Understanding Balloon Loans

A balloon loan is a unique type of loan that does not fully amortize over its term.

At the end of the loan term, there is a large payment known as the balloon payment.

Balloon loans are typically used for short-term financing, usually 4 to 7 years, and initially offer lower interest rates.

How Do Balloon Loans Work?

Balloon loans have shorter terms than traditional loans and involve a different payment structure.

Instead of paying off the entire loan amount over the term, borrowers make smaller monthly payments that cover only a portion of the loan.

The remaining principal balance is then due as a single payment, the balloon payment, at the end of the term.

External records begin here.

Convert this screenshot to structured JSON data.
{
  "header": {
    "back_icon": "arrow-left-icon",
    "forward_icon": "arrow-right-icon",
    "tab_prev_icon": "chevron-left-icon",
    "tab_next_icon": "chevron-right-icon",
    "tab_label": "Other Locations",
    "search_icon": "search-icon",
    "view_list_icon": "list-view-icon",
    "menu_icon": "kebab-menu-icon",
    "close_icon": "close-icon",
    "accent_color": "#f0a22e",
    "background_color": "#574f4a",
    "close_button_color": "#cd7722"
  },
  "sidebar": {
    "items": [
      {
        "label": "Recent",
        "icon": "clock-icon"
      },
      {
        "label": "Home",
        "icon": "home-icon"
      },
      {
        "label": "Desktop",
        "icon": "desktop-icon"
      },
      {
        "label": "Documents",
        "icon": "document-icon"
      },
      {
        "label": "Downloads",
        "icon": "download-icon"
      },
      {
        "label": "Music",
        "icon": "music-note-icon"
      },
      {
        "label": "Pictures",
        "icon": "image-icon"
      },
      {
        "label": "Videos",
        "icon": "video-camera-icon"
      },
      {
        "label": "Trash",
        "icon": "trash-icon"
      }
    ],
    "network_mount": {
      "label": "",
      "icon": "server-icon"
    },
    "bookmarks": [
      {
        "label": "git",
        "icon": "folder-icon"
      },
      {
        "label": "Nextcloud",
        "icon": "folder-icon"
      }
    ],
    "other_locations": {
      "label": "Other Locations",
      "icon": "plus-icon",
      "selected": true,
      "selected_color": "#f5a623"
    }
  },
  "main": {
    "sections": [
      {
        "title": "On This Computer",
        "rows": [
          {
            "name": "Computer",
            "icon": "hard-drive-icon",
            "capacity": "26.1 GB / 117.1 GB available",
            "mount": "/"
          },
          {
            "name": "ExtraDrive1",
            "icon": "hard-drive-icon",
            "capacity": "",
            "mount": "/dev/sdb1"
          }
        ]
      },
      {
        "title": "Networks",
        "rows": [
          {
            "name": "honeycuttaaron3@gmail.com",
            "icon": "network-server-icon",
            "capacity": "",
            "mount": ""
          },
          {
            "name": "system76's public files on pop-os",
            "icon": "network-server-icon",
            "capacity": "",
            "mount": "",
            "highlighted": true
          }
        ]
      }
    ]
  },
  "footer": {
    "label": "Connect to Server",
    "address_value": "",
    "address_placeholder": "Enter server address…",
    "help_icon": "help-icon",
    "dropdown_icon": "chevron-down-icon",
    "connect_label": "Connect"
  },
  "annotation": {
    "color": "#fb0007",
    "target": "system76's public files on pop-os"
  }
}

Balloon loans are commonly used for mortgages and auto loans.

In the case of a balloon mortgage, the borrower secures a loan with a low interest rate and makes regular payments similar to a 30-year mortgage.

However, the balloon payment becomes due at the end of the term.

At this point, the borrower has options such as selling the property or refinancing with a traditional loan that offers lower interest rates.

However, a risk is involved if the property value has not appreciated enough or interest rates have increased.

Advantages and Disadvantages of Balloon Loans

Disadvantages for borrowers seeking shorter loan terms:

  • Lower monthly payments compared to traditional loans
  • Potential to invest or improve financial standing during the loan term

Disadvantages associated with balloon loans:

  • Risk of being unable to make the balloon payment, leading to loan default
  • Potential exposure to predatory lending practices
  • Inability to sell the property or asset at a price that covers the balloon payment in an unfavorable economic climate

Considering both the advantages and disadvantages, borrowers should carefully evaluate their financial situation and risk tolerance before opting for a balloon loan.